Items from a data source

--

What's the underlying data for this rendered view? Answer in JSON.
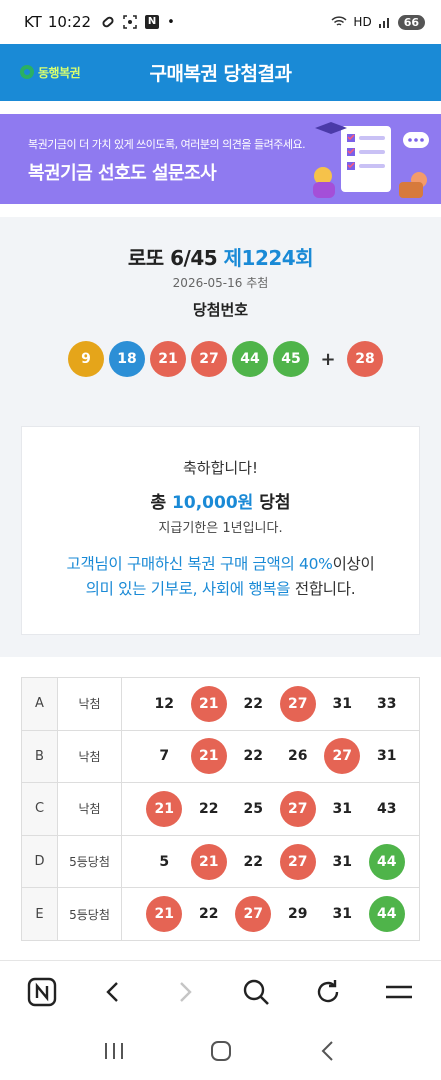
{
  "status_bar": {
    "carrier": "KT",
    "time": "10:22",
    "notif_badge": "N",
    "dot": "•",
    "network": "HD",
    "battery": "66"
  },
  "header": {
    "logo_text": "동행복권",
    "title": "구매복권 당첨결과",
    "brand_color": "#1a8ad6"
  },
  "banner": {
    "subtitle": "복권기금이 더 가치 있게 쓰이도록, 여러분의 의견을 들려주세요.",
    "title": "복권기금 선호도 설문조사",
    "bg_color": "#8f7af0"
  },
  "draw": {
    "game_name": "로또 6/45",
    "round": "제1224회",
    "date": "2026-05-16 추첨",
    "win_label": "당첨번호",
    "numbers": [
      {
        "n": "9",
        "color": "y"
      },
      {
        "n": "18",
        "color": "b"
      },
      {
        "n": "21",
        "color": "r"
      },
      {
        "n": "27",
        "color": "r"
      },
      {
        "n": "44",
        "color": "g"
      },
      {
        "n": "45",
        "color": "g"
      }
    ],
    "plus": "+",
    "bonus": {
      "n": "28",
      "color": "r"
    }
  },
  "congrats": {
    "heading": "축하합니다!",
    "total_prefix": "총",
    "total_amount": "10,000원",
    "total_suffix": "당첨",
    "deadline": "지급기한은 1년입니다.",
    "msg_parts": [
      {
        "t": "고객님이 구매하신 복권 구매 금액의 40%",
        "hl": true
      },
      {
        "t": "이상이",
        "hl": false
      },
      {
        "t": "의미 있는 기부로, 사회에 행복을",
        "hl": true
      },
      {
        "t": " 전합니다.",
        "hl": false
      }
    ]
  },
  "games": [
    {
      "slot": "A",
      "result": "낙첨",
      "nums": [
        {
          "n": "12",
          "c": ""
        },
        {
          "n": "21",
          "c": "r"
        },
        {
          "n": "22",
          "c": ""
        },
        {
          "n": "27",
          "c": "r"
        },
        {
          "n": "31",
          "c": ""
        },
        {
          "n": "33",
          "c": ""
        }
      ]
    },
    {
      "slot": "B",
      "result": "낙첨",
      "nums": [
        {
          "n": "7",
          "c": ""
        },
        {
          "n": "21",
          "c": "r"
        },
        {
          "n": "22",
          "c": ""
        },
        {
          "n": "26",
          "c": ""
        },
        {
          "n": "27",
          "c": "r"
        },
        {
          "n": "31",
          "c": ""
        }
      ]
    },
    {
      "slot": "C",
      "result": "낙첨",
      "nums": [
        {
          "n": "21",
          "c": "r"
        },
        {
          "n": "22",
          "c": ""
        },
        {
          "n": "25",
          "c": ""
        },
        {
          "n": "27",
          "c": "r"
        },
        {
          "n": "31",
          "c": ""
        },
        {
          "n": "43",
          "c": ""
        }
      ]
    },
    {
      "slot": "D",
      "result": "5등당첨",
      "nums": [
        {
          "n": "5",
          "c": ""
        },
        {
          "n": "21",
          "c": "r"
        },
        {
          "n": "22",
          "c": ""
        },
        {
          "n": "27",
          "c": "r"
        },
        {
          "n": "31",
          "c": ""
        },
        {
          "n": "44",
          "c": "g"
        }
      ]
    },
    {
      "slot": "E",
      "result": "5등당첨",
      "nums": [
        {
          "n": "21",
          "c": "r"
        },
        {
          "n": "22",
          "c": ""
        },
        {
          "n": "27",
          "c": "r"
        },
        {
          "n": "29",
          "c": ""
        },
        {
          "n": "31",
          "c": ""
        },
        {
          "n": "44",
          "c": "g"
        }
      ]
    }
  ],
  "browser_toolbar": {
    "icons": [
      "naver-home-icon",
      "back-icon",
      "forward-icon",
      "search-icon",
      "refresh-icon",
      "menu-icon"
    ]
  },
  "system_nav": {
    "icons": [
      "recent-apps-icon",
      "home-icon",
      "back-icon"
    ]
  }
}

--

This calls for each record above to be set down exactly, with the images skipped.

What's the underlying data for this rendered view? Answer in JSON.
{
  "status_bar": {
    "carrier": "KT",
    "time": "10:22",
    "notif_badge": "N",
    "dot": "•",
    "network": "HD",
    "battery": "66"
  },
  "header": {
    "logo_text": "동행복권",
    "title": "구매복권 당첨결과",
    "brand_color": "#1a8ad6"
  },
  "banner": {
    "subtitle": "복권기금이 더 가치 있게 쓰이도록, 여러분의 의견을 들려주세요.",
    "title": "복권기금 선호도 설문조사",
    "bg_color": "#8f7af0"
  },
  "draw": {
    "game_name": "로또 6/45",
    "round": "제1224회",
    "date": "2026-05-16 추첨",
    "win_label": "당첨번호",
    "numbers": [
      {
        "n": "9",
        "color": "y"
      },
      {
        "n": "18",
        "color": "b"
      },
      {
        "n": "21",
        "color": "r"
      },
      {
        "n": "27",
        "color": "r"
      },
      {
        "n": "44",
        "color": "g"
      },
      {
        "n": "45",
        "color": "g"
      }
    ],
    "plus": "+",
    "bonus": {
      "n": "28",
      "color": "r"
    }
  },
  "congrats": {
    "heading": "축하합니다!",
    "total_prefix": "총",
    "total_amount": "10,000원",
    "total_suffix": "당첨",
    "deadline": "지급기한은 1년입니다.",
    "msg_parts": [
      {
        "t": "고객님이 구매하신 복권 구매 금액의 40%",
        "hl": true
      },
      {
        "t": "이상이",
        "hl": false
      },
      {
        "t": "의미 있는 기부로, 사회에 행복을",
        "hl": true
      },
      {
        "t": " 전합니다.",
        "hl": false
      }
    ]
  },
  "games": [
    {
      "slot": "A",
      "result": "낙첨",
      "nums": [
        {
          "n": "12",
          "c": ""
        },
        {
          "n": "21",
          "c": "r"
        },
        {
          "n": "22",
          "c": ""
        },
        {
          "n": "27",
          "c": "r"
        },
        {
          "n": "31",
          "c": ""
        },
        {
          "n": "33",
          "c": ""
        }
      ]
    },
    {
      "slot": "B",
      "result": "낙첨",
      "nums": [
        {
          "n": "7",
          "c": ""
        },
        {
          "n": "21",
          "c": "r"
        },
        {
          "n": "22",
          "c": ""
        },
        {
          "n": "26",
          "c": ""
        },
        {
          "n": "27",
          "c": "r"
        },
        {
          "n": "31",
          "c": ""
        }
      ]
    },
    {
      "slot": "C",
      "result": "낙첨",
      "nums": [
        {
          "n": "21",
          "c": "r"
        },
        {
          "n": "22",
          "c": ""
        },
        {
          "n": "25",
          "c": ""
        },
        {
          "n": "27",
          "c": "r"
        },
        {
          "n": "31",
          "c": ""
        },
        {
          "n": "43",
          "c": ""
        }
      ]
    },
    {
      "slot": "D",
      "result": "5등당첨",
      "nums": [
        {
          "n": "5",
          "c": ""
        },
        {
          "n": "21",
          "c": "r"
        },
        {
          "n": "22",
          "c": ""
        },
        {
          "n": "27",
          "c": "r"
        },
        {
          "n": "31",
          "c": ""
        },
        {
          "n": "44",
          "c": "g"
        }
      ]
    },
    {
      "slot": "E",
      "result": "5등당첨",
      "nums": [
        {
          "n": "21",
          "c": "r"
        },
        {
          "n": "22",
          "c": ""
        },
        {
          "n": "27",
          "c": "r"
        },
        {
          "n": "29",
          "c": ""
        },
        {
          "n": "31",
          "c": ""
        },
        {
          "n": "44",
          "c": "g"
        }
      ]
    }
  ],
  "browser_toolbar": {
    "icons": [
      "naver-home-icon",
      "back-icon",
      "forward-icon",
      "search-icon",
      "refresh-icon",
      "menu-icon"
    ]
  },
  "system_nav": {
    "icons": [
      "recent-apps-icon",
      "home-icon",
      "back-icon"
    ]
  }
}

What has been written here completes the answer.